▼
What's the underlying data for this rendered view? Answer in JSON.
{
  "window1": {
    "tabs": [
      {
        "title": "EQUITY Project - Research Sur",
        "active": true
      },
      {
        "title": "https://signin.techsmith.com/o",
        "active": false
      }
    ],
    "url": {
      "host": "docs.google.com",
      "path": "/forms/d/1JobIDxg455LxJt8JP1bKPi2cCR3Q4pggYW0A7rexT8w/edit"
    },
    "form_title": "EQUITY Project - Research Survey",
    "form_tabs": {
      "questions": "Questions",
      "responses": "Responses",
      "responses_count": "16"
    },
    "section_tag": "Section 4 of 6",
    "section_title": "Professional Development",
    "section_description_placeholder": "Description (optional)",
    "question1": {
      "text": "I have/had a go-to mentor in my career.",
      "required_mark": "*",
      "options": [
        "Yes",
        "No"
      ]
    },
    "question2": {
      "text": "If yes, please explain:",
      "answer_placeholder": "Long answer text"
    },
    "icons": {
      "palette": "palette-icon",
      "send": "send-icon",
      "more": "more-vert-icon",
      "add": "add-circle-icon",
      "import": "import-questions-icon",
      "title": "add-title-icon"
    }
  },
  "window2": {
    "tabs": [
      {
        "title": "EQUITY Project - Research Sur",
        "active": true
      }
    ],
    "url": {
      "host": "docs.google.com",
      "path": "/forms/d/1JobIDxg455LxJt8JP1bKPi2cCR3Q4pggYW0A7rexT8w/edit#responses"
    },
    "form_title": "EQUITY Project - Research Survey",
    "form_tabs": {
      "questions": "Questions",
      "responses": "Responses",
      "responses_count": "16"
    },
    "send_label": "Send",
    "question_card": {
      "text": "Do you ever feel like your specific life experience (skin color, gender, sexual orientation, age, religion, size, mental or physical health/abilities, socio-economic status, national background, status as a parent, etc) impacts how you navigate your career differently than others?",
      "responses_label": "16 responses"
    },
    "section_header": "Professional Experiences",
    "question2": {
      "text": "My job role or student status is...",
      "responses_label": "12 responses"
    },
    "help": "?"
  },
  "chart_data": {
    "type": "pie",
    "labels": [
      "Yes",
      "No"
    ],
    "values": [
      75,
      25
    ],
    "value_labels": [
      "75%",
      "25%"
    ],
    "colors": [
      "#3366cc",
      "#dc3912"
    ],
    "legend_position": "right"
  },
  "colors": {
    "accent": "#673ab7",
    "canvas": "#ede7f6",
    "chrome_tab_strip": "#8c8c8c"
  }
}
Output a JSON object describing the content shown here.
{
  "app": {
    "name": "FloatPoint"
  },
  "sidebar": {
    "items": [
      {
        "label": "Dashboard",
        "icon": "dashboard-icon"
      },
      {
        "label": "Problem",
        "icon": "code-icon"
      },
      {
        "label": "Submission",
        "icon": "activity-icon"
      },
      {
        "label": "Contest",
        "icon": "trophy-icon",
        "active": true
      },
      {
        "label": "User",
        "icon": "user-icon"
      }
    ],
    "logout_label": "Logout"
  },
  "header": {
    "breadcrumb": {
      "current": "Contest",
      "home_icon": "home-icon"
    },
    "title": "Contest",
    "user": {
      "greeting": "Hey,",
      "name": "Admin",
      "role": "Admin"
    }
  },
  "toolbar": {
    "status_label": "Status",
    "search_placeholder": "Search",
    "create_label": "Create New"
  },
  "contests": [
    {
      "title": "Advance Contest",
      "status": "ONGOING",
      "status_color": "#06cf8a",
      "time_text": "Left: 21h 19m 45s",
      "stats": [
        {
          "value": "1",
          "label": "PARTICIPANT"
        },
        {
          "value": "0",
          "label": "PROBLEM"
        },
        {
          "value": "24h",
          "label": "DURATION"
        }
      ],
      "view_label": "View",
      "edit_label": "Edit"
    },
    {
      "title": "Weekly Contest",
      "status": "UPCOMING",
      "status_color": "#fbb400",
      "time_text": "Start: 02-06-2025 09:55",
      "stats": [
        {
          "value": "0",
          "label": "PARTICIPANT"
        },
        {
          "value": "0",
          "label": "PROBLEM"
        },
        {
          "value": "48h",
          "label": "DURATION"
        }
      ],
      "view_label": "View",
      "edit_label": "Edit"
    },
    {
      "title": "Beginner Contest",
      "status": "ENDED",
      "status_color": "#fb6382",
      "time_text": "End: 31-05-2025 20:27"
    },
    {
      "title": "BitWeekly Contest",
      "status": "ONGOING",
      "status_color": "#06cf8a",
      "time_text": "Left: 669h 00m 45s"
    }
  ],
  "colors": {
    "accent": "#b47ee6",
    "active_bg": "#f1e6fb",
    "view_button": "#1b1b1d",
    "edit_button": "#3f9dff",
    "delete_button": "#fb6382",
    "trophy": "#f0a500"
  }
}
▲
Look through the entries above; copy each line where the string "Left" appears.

→ **Answer for the task**
      "time_text": "Left: 21h 19m 45s",
      "time_text": "Left: 669h 00m 45s"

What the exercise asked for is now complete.